Two of the four wards at Dunston Hill hospital which will be used for existing patients from Normans Riding have already been upgraded. There has been talk of the standard of accommodation. Plans are in hand to upgrade the other two wards. I should stress that that upgrading is for real; I have seen some suggestions that it is merely a cosmetic operation.

I hope that the hon. Gentleman will have seen for himself on his visit to Dunston Hill hospital earlier this week, to which he referred, the efforts that the authority ​ is making to provide attractive, homely surroundings for the patients. The two wards yet to be upgraded will be upgraded to a high standard and over the next few years attention will be given to landscaping the hospital site and to a number of other significant improvements to parts of the site.

It has been suggested that the developing expertise in the care of terminally ill patients at Normans Riding hospital will be lost as a result of the move. The hon. Gentleman referred to that aspect. The Gateshead health authority is aware of that concern and will be seeking to ensure that that expertise will continue when patients transfer to Dunston Hill hospital. As the hon. Gentleman may know, all the permanent staff at Normans Riding hospital are being offered similar appointments at Dunston Hill hospital. It is hoped that a majority will be able to transfer with their patients, thus providing a high measure of continuity of care.

The hon. Member referred to the health advisory service report which was broadly welcomed by the Gateshead health authority because it contained many helpful recommendations. The authority established a small group of members to look at its specific points. One can quote from a report a sentence or paragraph or two to sustain one position or another. Perhaps the hon. Gentleman will therefore appreciate it if I quote one paragraph to buttress my case, just as I would expect him equally fairly to quote another paragraph that was more in tune with his point. Paragraph 100 states:

“The policy of integrating geriatric medicine with general medicine on the Queen Elizabeth site following scheme 3 and concentrating facilities for the elderly on fewer sites is commendable and should secure the medical care of the elderly in the mainstream of clinical medicine. This will give all ​ patients, irrespective of age, immediate access to the diagnostic and therapeutic resources of the district general hospital which will improve morale and recruitment of staff to the speciality of geriatrics and last, but by no means least, create the means of introducing the multidisciplinary patient-oriented approach to illness at all ages into the acute sector wards.”

There is a real bonus in medical terms to be gained from the proposition which I have agreed. Revenue savings will be achieved by closing Normans Riding hospital and transferring the services to Dunston Hill hospital. The savings are estimated at £178,000 in a full year, all from non-direct patient care services — administration, domestic, catering, portering and estate managing services. Those savings are to be deployed elsewhere to improve services to patients.

I have accepted the assurance from Gateshead health authority that the transfer of the facilities from Normans Riding hospital to Dunston Hill hospital will enable the authority to provide the same level of service more efficiently and will release much needed money to improve existing services across the district to the overall benefit of the community who look to the authority for health care.

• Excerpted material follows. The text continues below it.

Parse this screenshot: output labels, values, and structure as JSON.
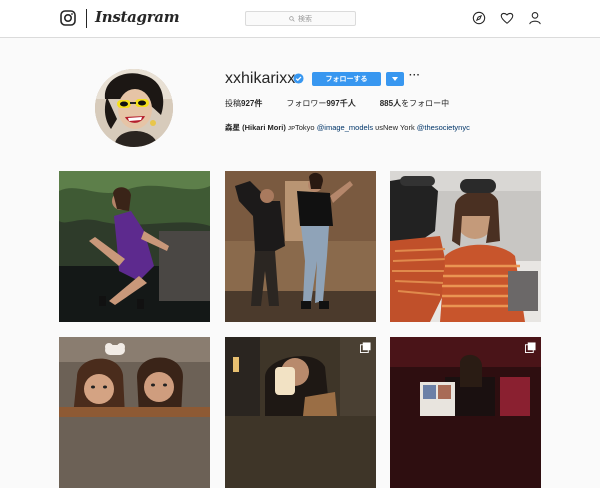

For these reasons, and after careful consideration, I concluded that I should support the decision of the Northern regional health authority and the Gateshead district health authority by approving the closure of the hospital. Although I have listened with great care and interest to the hon. Member for Blaydon, I am not persuaded by what he said that the closure decision I made was wrong.